Terminating parental rights is generally considered a last resort to protect children. However, there are several circumstances in which termination can occur.
These circumstances include:
- If the state decides the child is in an unsafe environment or is subject to abandonment or neglect in the home.
- If one parent demonstrates that the other parent’s rights should be terminated due to neglect or abuse.
- If a parent is convicted of a violent crime.
- If a biological parent voluntarily gives up their parental rights.
The Department of Children and Families (DCF) in Massachusetts controls permanency planning to ensure children are living in stable homes. The goal of the state is to keep families together whenever possible. If the risk of danger for the child is too high and the possibility of keeping the family together is too low, DCF will develop an alternate child custody arrangement.
Alternative arrangements could be:
- permanent placement with a relative; or
- temporary placement in foster care.
The court will review the child’s situation 1 year after initial removal. If the child has been placed in temporary care and the parents haven’t made a reasonable effort to improve the situation, the court could terminate parental rights. If the child was placed in the permanent care of another person, the court will ensure they are being cared for properly.
In some cases, a person may choose to voluntarily terminate their parental rights. In these cases, the court will still rule in favor of a child’s best interest, so the reasoning behind voluntary termination needs to be for the benefit of the child.
When considering voluntary termination, the court reviews the following:
- Communication: the court reviews if the non-custodial parent made reasonable efforts to have a relationship with the child.
- Child support: the court looks into whether the non-custodial parent is paying child support or has done so in the past.
- The child’s wishes: if the child is 13 or older, the court will consider what they would like.
- The child’s best interests: the court considers the overall well-being of the child (basic needs, safety, education, stability, etc.).
- Abandonment: the court reviews whether the non-custodial parent has abandoned the child in the past.
- Safety: the court reviews whether the non-custodial parent’s past behavior has put the child in danger.

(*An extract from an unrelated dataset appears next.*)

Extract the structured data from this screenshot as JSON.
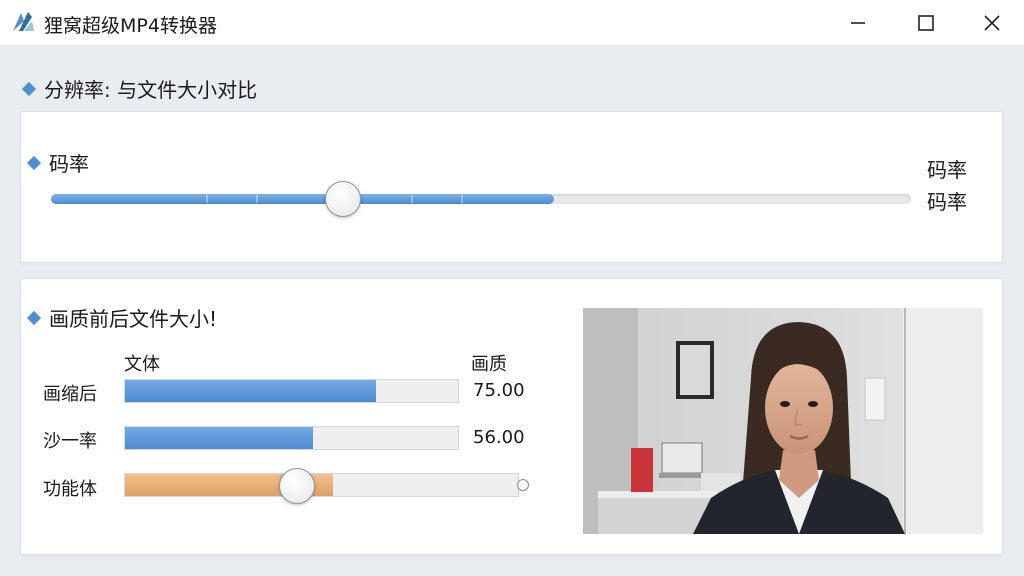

Protecting Your Parental Rights
Whether you are requesting or resisting a termination petition, our parental rights attorney can aggressively represent you and your interests.